### EXERCISE INSTRUCTIONS
This exercise calls for the whole listing to be given again exactly, without images.

### RECORD EXTRACTS
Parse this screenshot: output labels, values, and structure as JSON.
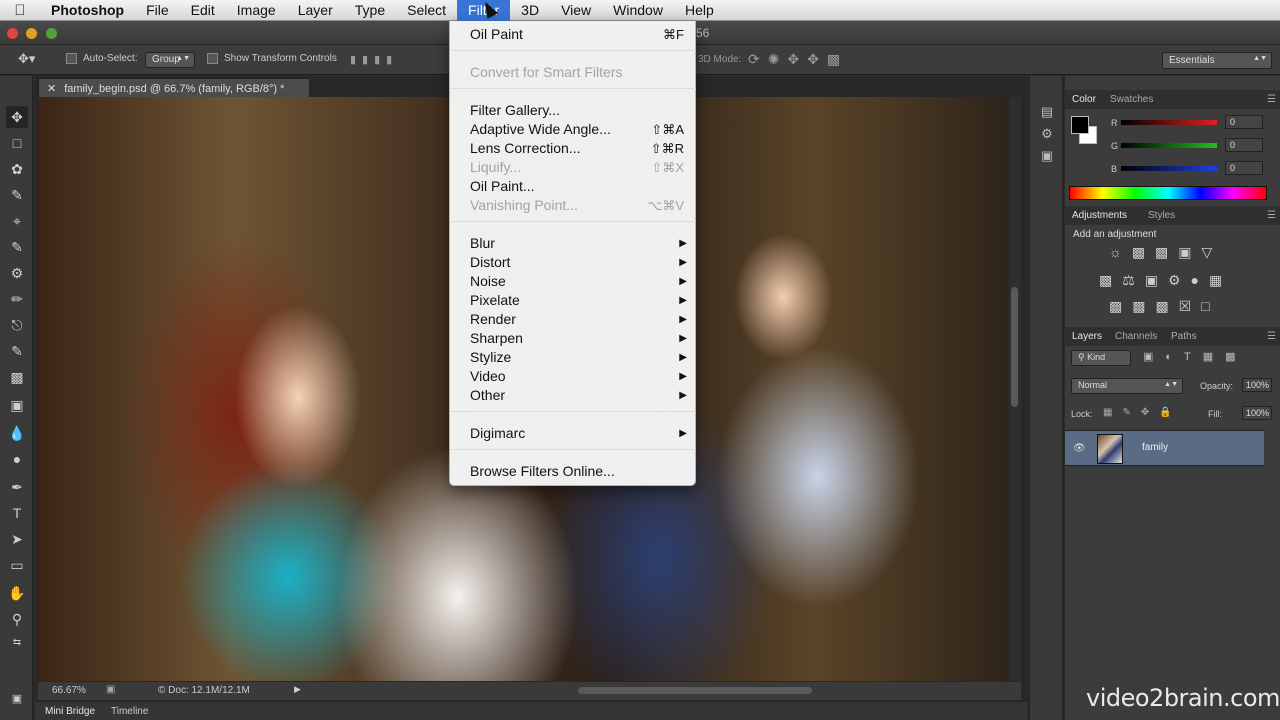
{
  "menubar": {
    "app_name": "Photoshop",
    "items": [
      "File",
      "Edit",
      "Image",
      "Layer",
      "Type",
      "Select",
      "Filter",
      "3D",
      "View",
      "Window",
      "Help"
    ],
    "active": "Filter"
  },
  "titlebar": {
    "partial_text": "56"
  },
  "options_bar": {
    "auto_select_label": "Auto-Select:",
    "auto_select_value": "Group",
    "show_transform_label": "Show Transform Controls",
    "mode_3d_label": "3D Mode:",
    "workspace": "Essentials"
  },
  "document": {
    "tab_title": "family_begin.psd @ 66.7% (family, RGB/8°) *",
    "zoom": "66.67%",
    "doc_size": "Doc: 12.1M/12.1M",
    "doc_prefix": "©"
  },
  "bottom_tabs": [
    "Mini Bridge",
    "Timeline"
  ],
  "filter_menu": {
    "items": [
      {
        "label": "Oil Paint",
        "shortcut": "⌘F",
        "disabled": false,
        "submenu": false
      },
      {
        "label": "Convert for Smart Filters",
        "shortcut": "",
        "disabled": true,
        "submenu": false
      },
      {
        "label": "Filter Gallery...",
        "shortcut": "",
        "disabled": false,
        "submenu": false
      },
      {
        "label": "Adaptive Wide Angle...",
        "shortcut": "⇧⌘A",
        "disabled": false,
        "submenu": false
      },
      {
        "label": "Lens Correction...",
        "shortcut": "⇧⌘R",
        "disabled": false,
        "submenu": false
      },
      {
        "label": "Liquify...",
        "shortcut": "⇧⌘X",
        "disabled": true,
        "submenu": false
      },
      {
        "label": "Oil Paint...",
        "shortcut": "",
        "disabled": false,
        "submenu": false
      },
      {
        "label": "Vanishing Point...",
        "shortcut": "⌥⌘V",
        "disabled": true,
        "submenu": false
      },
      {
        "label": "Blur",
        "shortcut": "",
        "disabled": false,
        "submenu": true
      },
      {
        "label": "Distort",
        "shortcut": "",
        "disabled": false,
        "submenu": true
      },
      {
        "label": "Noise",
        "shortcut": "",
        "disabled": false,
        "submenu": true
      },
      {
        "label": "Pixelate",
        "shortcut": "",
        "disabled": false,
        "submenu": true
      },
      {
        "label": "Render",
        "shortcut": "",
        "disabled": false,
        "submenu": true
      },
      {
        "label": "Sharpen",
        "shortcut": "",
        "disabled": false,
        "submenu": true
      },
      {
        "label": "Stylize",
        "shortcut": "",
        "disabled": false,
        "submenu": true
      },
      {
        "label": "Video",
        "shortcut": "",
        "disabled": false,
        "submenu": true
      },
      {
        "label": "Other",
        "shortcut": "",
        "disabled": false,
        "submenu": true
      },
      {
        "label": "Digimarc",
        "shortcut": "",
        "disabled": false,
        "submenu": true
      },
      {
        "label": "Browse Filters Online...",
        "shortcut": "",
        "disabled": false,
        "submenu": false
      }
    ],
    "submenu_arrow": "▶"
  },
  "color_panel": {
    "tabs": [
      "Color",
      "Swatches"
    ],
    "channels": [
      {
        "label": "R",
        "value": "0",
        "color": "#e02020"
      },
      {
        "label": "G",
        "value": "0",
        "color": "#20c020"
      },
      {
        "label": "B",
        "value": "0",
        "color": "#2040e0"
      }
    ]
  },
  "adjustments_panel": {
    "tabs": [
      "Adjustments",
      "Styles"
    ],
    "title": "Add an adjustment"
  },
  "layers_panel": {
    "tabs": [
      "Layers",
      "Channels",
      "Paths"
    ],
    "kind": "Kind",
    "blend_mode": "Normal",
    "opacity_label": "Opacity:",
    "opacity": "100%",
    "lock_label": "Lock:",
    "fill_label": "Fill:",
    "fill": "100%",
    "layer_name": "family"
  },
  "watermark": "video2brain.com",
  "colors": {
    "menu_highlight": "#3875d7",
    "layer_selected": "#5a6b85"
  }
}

### THE ANSWER
Parse this screenshot: output labels, values, and structure as JSON.
{
  "menubar": {
    "app_name": "Photoshop",
    "items": [
      "File",
      "Edit",
      "Image",
      "Layer",
      "Type",
      "Select",
      "Filter",
      "3D",
      "View",
      "Window",
      "Help"
    ],
    "active": "Filter"
  },
  "titlebar": {
    "partial_text": "56"
  },
  "options_bar": {
    "auto_select_label": "Auto-Select:",
    "auto_select_value": "Group",
    "show_transform_label": "Show Transform Controls",
    "mode_3d_label": "3D Mode:",
    "workspace": "Essentials"
  },
  "document": {
    "tab_title": "family_begin.psd @ 66.7% (family, RGB/8°) *",
    "zoom": "66.67%",
    "doc_size": "Doc: 12.1M/12.1M",
    "doc_prefix": "©"
  },
  "bottom_tabs": [
    "Mini Bridge",
    "Timeline"
  ],
  "filter_menu": {
    "items": [
      {
        "label": "Oil Paint",
        "shortcut": "⌘F",
        "disabled": false,
        "submenu": false
      },
      {
        "label": "Convert for Smart Filters",
        "shortcut": "",
        "disabled": true,
        "submenu": false
      },
      {
        "label": "Filter Gallery...",
        "shortcut": "",
        "disabled": false,
        "submenu": false
      },
      {
        "label": "Adaptive Wide Angle...",
        "shortcut": "⇧⌘A",
        "disabled": false,
        "submenu": false
      },
      {
        "label": "Lens Correction...",
        "shortcut": "⇧⌘R",
        "disabled": false,
        "submenu": false
      },
      {
        "label": "Liquify...",
        "shortcut": "⇧⌘X",
        "disabled": true,
        "submenu": false
      },
      {
        "label": "Oil Paint...",
        "shortcut": "",
        "disabled": false,
        "submenu": false
      },
      {
        "label": "Vanishing Point...",
        "shortcut": "⌥⌘V",
        "disabled": true,
        "submenu": false
      },
      {
        "label": "Blur",
        "shortcut": "",
        "disabled": false,
        "submenu": true
      },
      {
        "label": "Distort",
        "shortcut": "",
        "disabled": false,
        "submenu": true
      },
      {
        "label": "Noise",
        "shortcut": "",
        "disabled": false,
        "submenu": true
      },
      {
        "label": "Pixelate",
        "shortcut": "",
        "disabled": false,
        "submenu": true
      },
      {
        "label": "Render",
        "shortcut": "",
        "disabled": false,
        "submenu": true
      },
      {
        "label": "Sharpen",
        "shortcut": "",
        "disabled": false,
        "submenu": true
      },
      {
        "label": "Stylize",
        "shortcut": "",
        "disabled": false,
        "submenu": true
      },
      {
        "label": "Video",
        "shortcut": "",
        "disabled": false,
        "submenu": true
      },
      {
        "label": "Other",
        "shortcut": "",
        "disabled": false,
        "submenu": true
      },
      {
        "label": "Digimarc",
        "shortcut": "",
        "disabled": false,
        "submenu": true
      },
      {
        "label": "Browse Filters Online...",
        "shortcut": "",
        "disabled": false,
        "submenu": false
      }
    ],
    "submenu_arrow": "▶"
  },
  "color_panel": {
    "tabs": [
      "Color",
      "Swatches"
    ],
    "channels": [
      {
        "label": "R",
        "value": "0",
        "color": "#e02020"
      },
      {
        "label": "G",
        "value": "0",
        "color": "#20c020"
      },
      {
        "label": "B",
        "value": "0",
        "color": "#2040e0"
      }
    ]
  },
  "adjustments_panel": {
    "tabs": [
      "Adjustments",
      "Styles"
    ],
    "title": "Add an adjustment"
  },
  "layers_panel": {
    "tabs": [
      "Layers",
      "Channels",
      "Paths"
    ],
    "kind": "Kind",
    "blend_mode": "Normal",
    "opacity_label": "Opacity:",
    "opacity": "100%",
    "lock_label": "Lock:",
    "fill_label": "Fill:",
    "fill": "100%",
    "layer_name": "family"
  },
  "watermark": "video2brain.com",
  "colors": {
    "menu_highlight": "#3875d7",
    "layer_selected": "#5a6b85"
  }
}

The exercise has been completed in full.